And adds a comma after âïýºÅôÆØ. Translations 37 26 [Halicarnassus, Myndus, Cnidus, Physcus, Attaleia, Aspendus,] Perge, Magydus, Phaselis, Side Coryphe. ll. ] ll. 28–29, §11 28 Whatever [it shall be necessary] to register according to this lex, [the person importing it is to be obliged to register (it) and] not to import it [before] registration. ll. ) and laid down] in the [lex] of the locatio, [is to see that whoever] imports or exports by sea or land declares to and registers with the collector.
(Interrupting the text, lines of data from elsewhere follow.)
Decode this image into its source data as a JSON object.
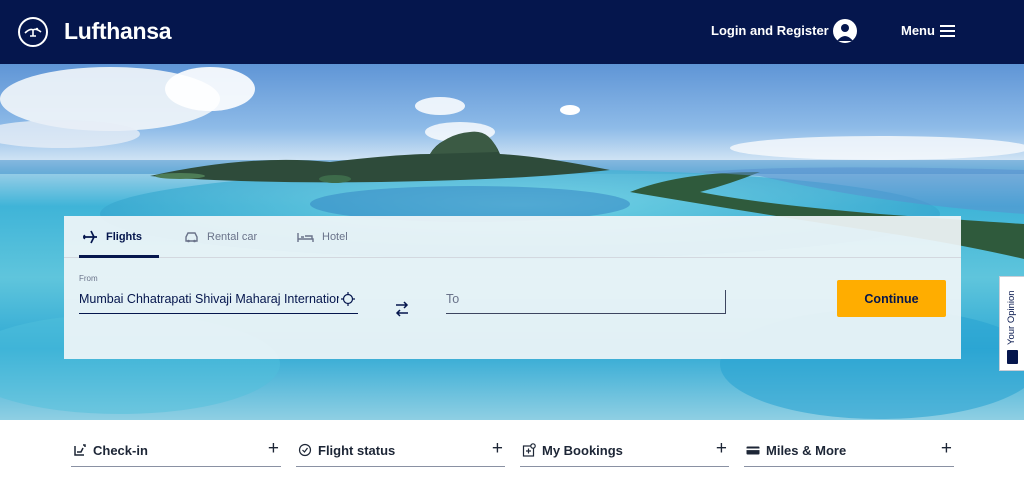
{
  "header": {
    "brand": "Lufthansa",
    "login_label": "Login and Register",
    "menu_label": "Menu",
    "background": "#05164d"
  },
  "booking": {
    "tabs": [
      {
        "label": "Flights",
        "icon": "plane-icon",
        "active": true
      },
      {
        "label": "Rental car",
        "icon": "car-icon",
        "active": false
      },
      {
        "label": "Hotel",
        "icon": "bed-icon",
        "active": false
      }
    ],
    "from_label": "From",
    "from_value": "Mumbai Chhatrapati Shivaji Maharaj International",
    "to_placeholder": "To",
    "continue_label": "Continue",
    "accent": "#ffad00"
  },
  "feedback": {
    "label": "Your Opinion"
  },
  "quick_links": [
    {
      "label": "Check-in",
      "icon": "checkin-icon"
    },
    {
      "label": "Flight status",
      "icon": "clock-icon"
    },
    {
      "label": "My Bookings",
      "icon": "booking-icon"
    },
    {
      "label": "Miles & More",
      "icon": "card-icon"
    }
  ]
}
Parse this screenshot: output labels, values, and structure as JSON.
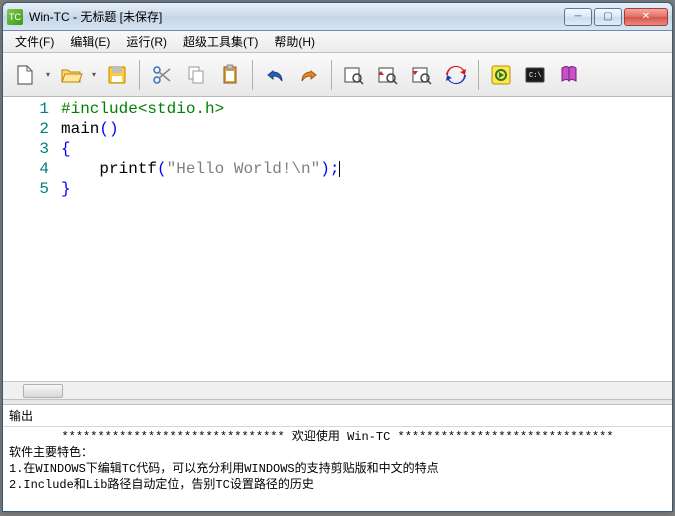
{
  "title": "Win-TC - 无标题 [未保存]",
  "menu": [
    "文件(F)",
    "编辑(E)",
    "运行(R)",
    "超级工具集(T)",
    "帮助(H)"
  ],
  "gutter": [
    "1",
    "2",
    "3",
    "4",
    "5"
  ],
  "code": {
    "l1_pp": "#include",
    "l1_hdr": "<stdio.h>",
    "l2_fn": "main",
    "l2_br": "()",
    "l3": "{",
    "l4_indent": "    ",
    "l4_fn": "printf",
    "l4_op": "(",
    "l4_str": "\"Hello World!\\n\"",
    "l4_cl": ");",
    "l5": "}"
  },
  "output": {
    "label": "输出",
    "banner": "******************************* 欢迎使用 Win-TC ******************************",
    "feat_title": "软件主要特色：",
    "feat1": "1.在WINDOWS下编辑TC代码，可以充分利用WINDOWS的支持剪贴版和中文的特点",
    "feat2": "2.Include和Lib路径自动定位，告别TC设置路径的历史"
  }
}
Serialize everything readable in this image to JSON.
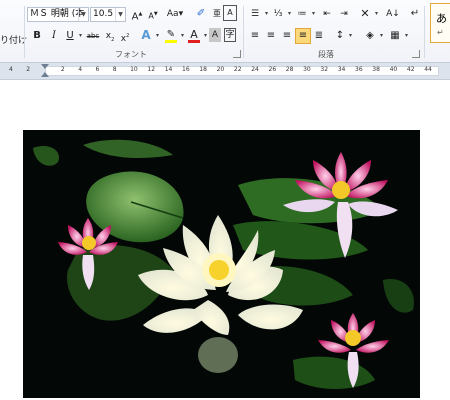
{
  "ribbon": {
    "clipboard_partial_label": "り付け",
    "font_name": "ＭＳ 明朝 (本",
    "font_size": "10.5",
    "font_group_label": "フォント",
    "paragraph_group_label": "段落",
    "styles_partial_label": "あ",
    "styles_sub": "↵"
  },
  "ruler": {
    "ticks": [
      "4",
      "2",
      "",
      "2",
      "4",
      "6",
      "8",
      "10",
      "12",
      "14",
      "16",
      "18",
      "20",
      "22",
      "24",
      "26",
      "28",
      "30",
      "32",
      "34",
      "36",
      "38",
      "40",
      "42",
      "44"
    ]
  },
  "colors": {
    "highlight": "#ffff00",
    "font_color": "#e02020",
    "selected_button": "#fbd97a"
  },
  "image": {
    "description_icon": "water-lily-photo"
  }
}
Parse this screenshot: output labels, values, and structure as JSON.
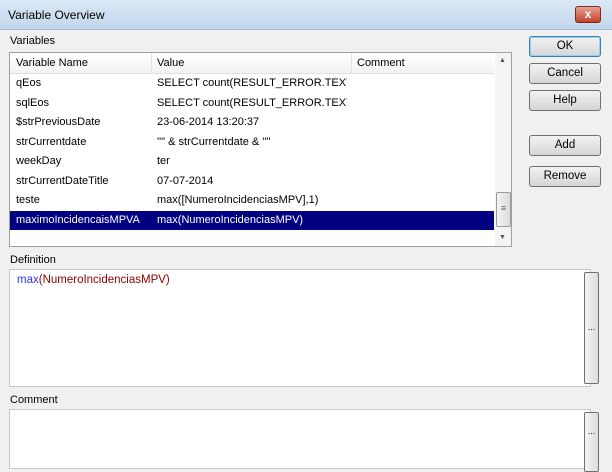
{
  "window": {
    "title": "Variable Overview",
    "close_label": "x"
  },
  "variables": {
    "label": "Variables",
    "columns": [
      "Variable Name",
      "Value",
      "Comment"
    ],
    "rows": [
      {
        "name": "qEos",
        "value": "SELECT count(RESULT_ERROR.TEXT",
        "comment": ""
      },
      {
        "name": "sqlEos",
        "value": "SELECT count(RESULT_ERROR.TEXT",
        "comment": ""
      },
      {
        "name": "$strPreviousDate",
        "value": "23-06-2014 13:20:37",
        "comment": ""
      },
      {
        "name": "strCurrentdate",
        "value": "'\"' & strCurrentdate & '\"'",
        "comment": ""
      },
      {
        "name": "weekDay",
        "value": "ter",
        "comment": ""
      },
      {
        "name": "strCurrentDateTitle",
        "value": "07-07-2014",
        "comment": ""
      },
      {
        "name": "teste",
        "value": "max([NumeroIncidenciasMPV],1)",
        "comment": ""
      },
      {
        "name": "maximoIncidencaisMPVA",
        "value": "max(NumeroIncidenciasMPV)",
        "comment": ""
      }
    ],
    "selected_index": 7
  },
  "buttons": {
    "ok": "OK",
    "cancel": "Cancel",
    "help": "Help",
    "add": "Add",
    "remove": "Remove"
  },
  "definition": {
    "label": "Definition",
    "func": "max",
    "args": "(NumeroIncidenciasMPV)",
    "ellipsis": "..."
  },
  "comment": {
    "label": "Comment",
    "value": "",
    "ellipsis": "..."
  }
}
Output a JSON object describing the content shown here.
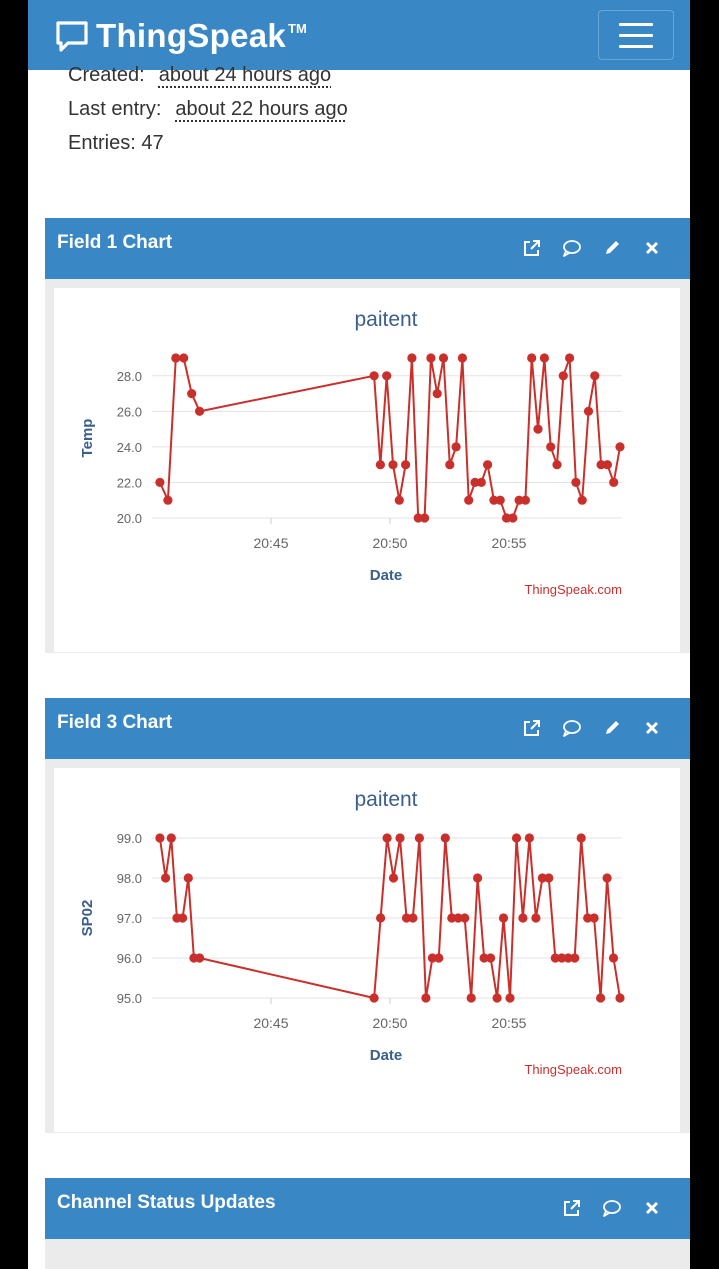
{
  "app": {
    "name": "ThingSpeak",
    "trademark": "TM"
  },
  "channel_info": {
    "created_label": "Created:",
    "created_value": "about 24 hours ago",
    "last_entry_label": "Last entry:",
    "last_entry_value": "about 22 hours ago",
    "entries_text": "Entries: 47"
  },
  "panels": {
    "field1": {
      "title": "Field 1 Chart",
      "icons": [
        "external-link-icon",
        "comment-icon",
        "pencil-icon",
        "close-icon"
      ]
    },
    "field3": {
      "title": "Field 3 Chart",
      "icons": [
        "external-link-icon",
        "comment-icon",
        "pencil-icon",
        "close-icon"
      ]
    },
    "status": {
      "title": "Channel Status Updates",
      "icons": [
        "external-link-icon",
        "comment-icon",
        "close-icon"
      ]
    }
  },
  "colors": {
    "header": "#3a87c6",
    "series": "#c9302c",
    "axis_label": "#3a5f8c",
    "credit": "#c9302c"
  },
  "chart_data": [
    {
      "type": "line",
      "title": "paitent",
      "xlabel": "Date",
      "ylabel": "Temp",
      "credit": "ThingSpeak.com",
      "x_ticks": [
        "20:45",
        "20:50",
        "20:55"
      ],
      "y_ticks": [
        "20.0",
        "22.0",
        "24.0",
        "26.0",
        "28.0"
      ],
      "ylim": [
        20,
        29
      ],
      "grid": true,
      "series": [
        {
          "time": [
            "20:40:00",
            "20:40:20",
            "20:40:40",
            "20:41:00",
            "20:41:20",
            "20:41:40",
            "20:42:00",
            "20:42:20",
            "20:49:20",
            "20:49:40",
            "20:50:00",
            "20:50:20",
            "20:50:40",
            "20:51:00",
            "20:51:20",
            "20:51:40",
            "20:52:00",
            "20:52:20",
            "20:52:40",
            "20:53:00",
            "20:53:20",
            "20:53:40",
            "20:54:00",
            "20:54:20",
            "20:54:40",
            "20:55:00",
            "20:55:20",
            "20:55:40",
            "20:56:00",
            "20:56:20",
            "20:56:40",
            "20:57:00",
            "20:57:20",
            "20:57:40",
            "20:58:00",
            "20:58:20",
            "20:58:40",
            "20:59:00",
            "20:59:20",
            "20:59:40"
          ],
          "values": [
            22,
            21,
            29,
            29,
            27,
            26,
            28,
            23,
            28,
            23,
            21,
            23,
            29,
            20,
            20,
            29,
            27,
            29,
            23,
            24,
            29,
            21,
            22,
            22,
            23,
            21,
            21,
            20,
            20,
            21,
            21,
            29,
            25,
            29,
            24,
            23,
            28,
            29,
            22,
            21,
            26,
            28,
            23,
            23,
            22,
            24
          ]
        }
      ]
    },
    {
      "type": "line",
      "title": "paitent",
      "xlabel": "Date",
      "ylabel": "SP02",
      "credit": "ThingSpeak.com",
      "x_ticks": [
        "20:45",
        "20:50",
        "20:55"
      ],
      "y_ticks": [
        "95.0",
        "96.0",
        "97.0",
        "98.0",
        "99.0"
      ],
      "ylim": [
        95,
        99
      ],
      "grid": true,
      "series": [
        {
          "values": [
            99,
            98,
            99,
            97,
            97,
            98,
            96,
            96,
            95,
            97,
            99,
            98,
            99,
            97,
            97,
            99,
            95,
            96,
            96,
            99,
            97,
            97,
            97,
            95,
            98,
            96,
            96,
            95,
            97,
            95,
            99,
            97,
            99,
            97,
            98,
            98,
            96,
            96,
            96,
            96,
            99,
            97,
            97,
            95,
            98,
            96,
            95
          ]
        }
      ]
    }
  ]
}
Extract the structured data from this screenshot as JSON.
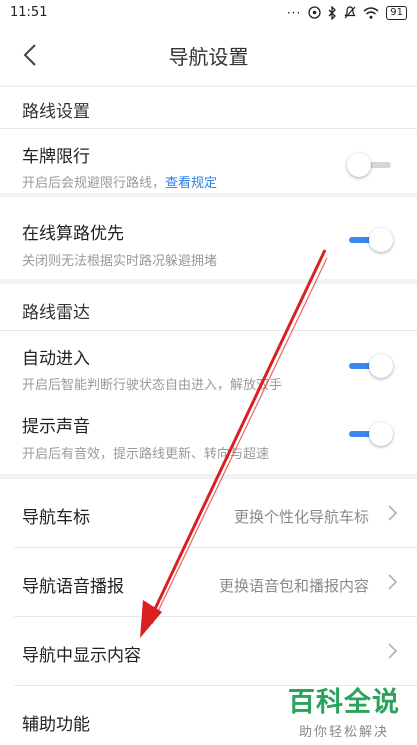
{
  "status_bar": {
    "time": "11:51",
    "battery": "91",
    "signal_dots": "···"
  },
  "header": {
    "title": "导航设置"
  },
  "route_settings": {
    "label": "路线设置",
    "plate_limit": {
      "title": "车牌限行",
      "subtitle": "开启后会规避限行路线，",
      "link": "查看规定",
      "enabled": false
    },
    "online_priority": {
      "title": "在线算路优先",
      "subtitle": "关闭则无法根据实时路况躲避拥堵",
      "enabled": true
    }
  },
  "route_radar": {
    "label": "路线雷达",
    "auto_enter": {
      "title": "自动进入",
      "subtitle": "开启后智能判断行驶状态自由进入，解放双手",
      "enabled": true
    },
    "sound": {
      "title": "提示声音",
      "subtitle": "开启后有音效，提示路线更新、转向与超速",
      "enabled": true
    }
  },
  "nav_items": [
    {
      "title": "导航车标",
      "value": "更换个性化导航车标"
    },
    {
      "title": "导航语音播报",
      "value": "更换语音包和播报内容"
    },
    {
      "title": "导航中显示内容",
      "value": ""
    },
    {
      "title": "辅助功能",
      "value": ""
    }
  ],
  "watermark": {
    "main": "百科全说",
    "sub": "助你轻松解决"
  },
  "colors": {
    "accent": "#3a87f0",
    "link": "#2d7ee8",
    "annotation": "#d92020",
    "watermark": "#2aa35c"
  },
  "annotation": {
    "type": "red-arrow",
    "direction": "down-left"
  }
}
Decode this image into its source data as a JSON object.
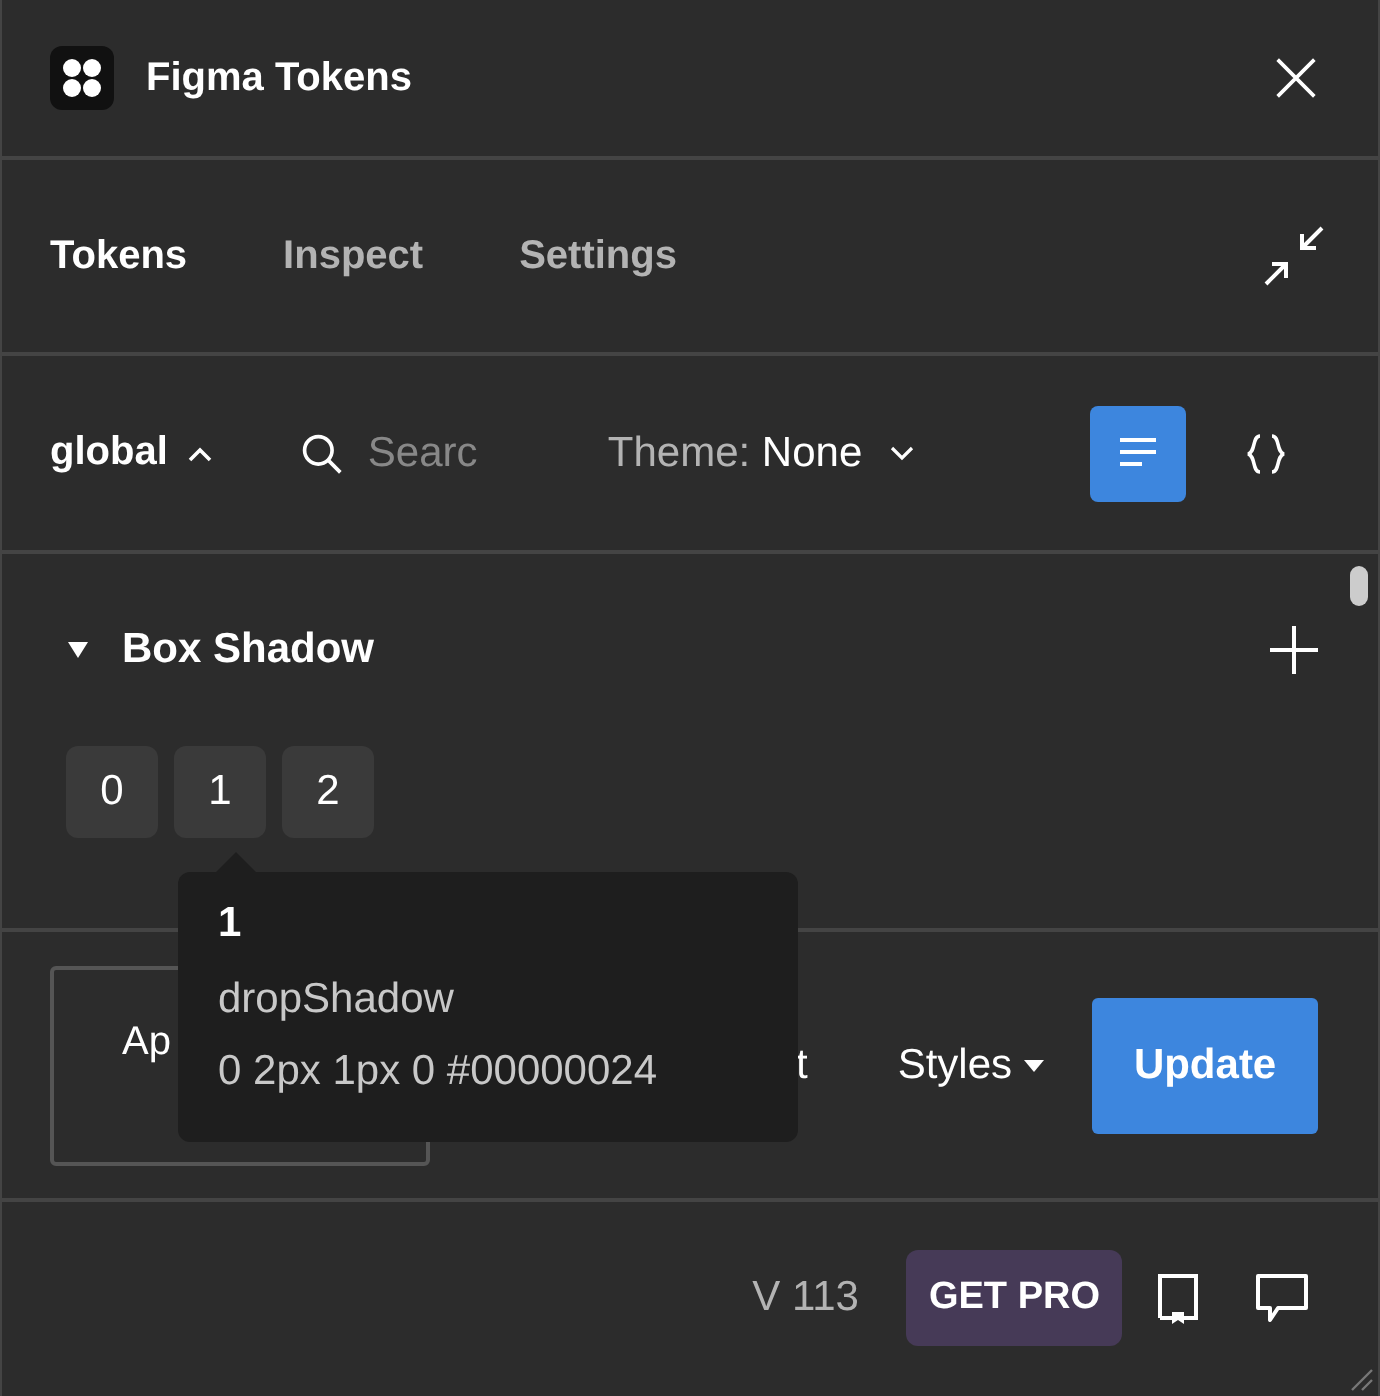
{
  "window": {
    "title": "Figma Tokens"
  },
  "tabs": [
    {
      "label": "Tokens",
      "selected": true
    },
    {
      "label": "Inspect",
      "selected": false
    },
    {
      "label": "Settings",
      "selected": false
    }
  ],
  "toolbar": {
    "token_set": "global",
    "search": {
      "placeholder": "Searc"
    },
    "theme_label": "Theme:",
    "theme_value": "None",
    "view_modes": [
      {
        "kind": "list",
        "selected": true
      },
      {
        "kind": "json",
        "selected": false
      }
    ]
  },
  "section": {
    "title": "Box Shadow",
    "expanded": true,
    "tokens": [
      {
        "label": "0"
      },
      {
        "label": "1"
      },
      {
        "label": "2"
      }
    ]
  },
  "tooltip": {
    "name": "1",
    "type": "dropShadow",
    "value": "0 2px 1px 0 #00000024"
  },
  "actions": {
    "apply_label": "Ap",
    "hidden_text": "t",
    "styles_label": "Styles",
    "update_label": "Update"
  },
  "footer": {
    "version": "V 113",
    "pro_label": "GET PRO"
  }
}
8); Lewis 1995 (ll. 8, 61); Carrelli 1996 (ll. 8, 18); Dreher 1996 (l. 11); Merola 1996 (l. 9); Spagnuolo Vigorita 1996 (ll. 2, 3, 68); Nicolet 1999 (ll. 73, 83); Mileta 2002 (l. 27). Abbreviated references to editorial contributors MC ¼ Michel Cottier (commentary on ll. 1–26) MHC ¼ Michael Crawford (commentary on ll. 26–53; and passim) MirCo ¼ Mireille Corbier (‘The Lex Portorii Asiae and Financial Administration’ below) JLF ¼ Jean-Louis Ferrary (commentary on ll. 53–81) BL ¼ Barbara Levick (commentary on ll.
Pr. 30. 575 m. on either side of the maximum preserved width in 1. 89). The upper and right-hand borders have been preserved and show signs of the original working; the upper surface has an anathyrosis and a grappling-hole, which has also served as a grooved dowel-hole; if we assume that the position of this grappling-hole was approximately central, the width of the stone in its original function can be estimated at c. 15. The rough-dressing of the reverse side indicates that the stone was not intended to be seen set up as a free-standing stele; while the shape precludes its being an integral part of a wall.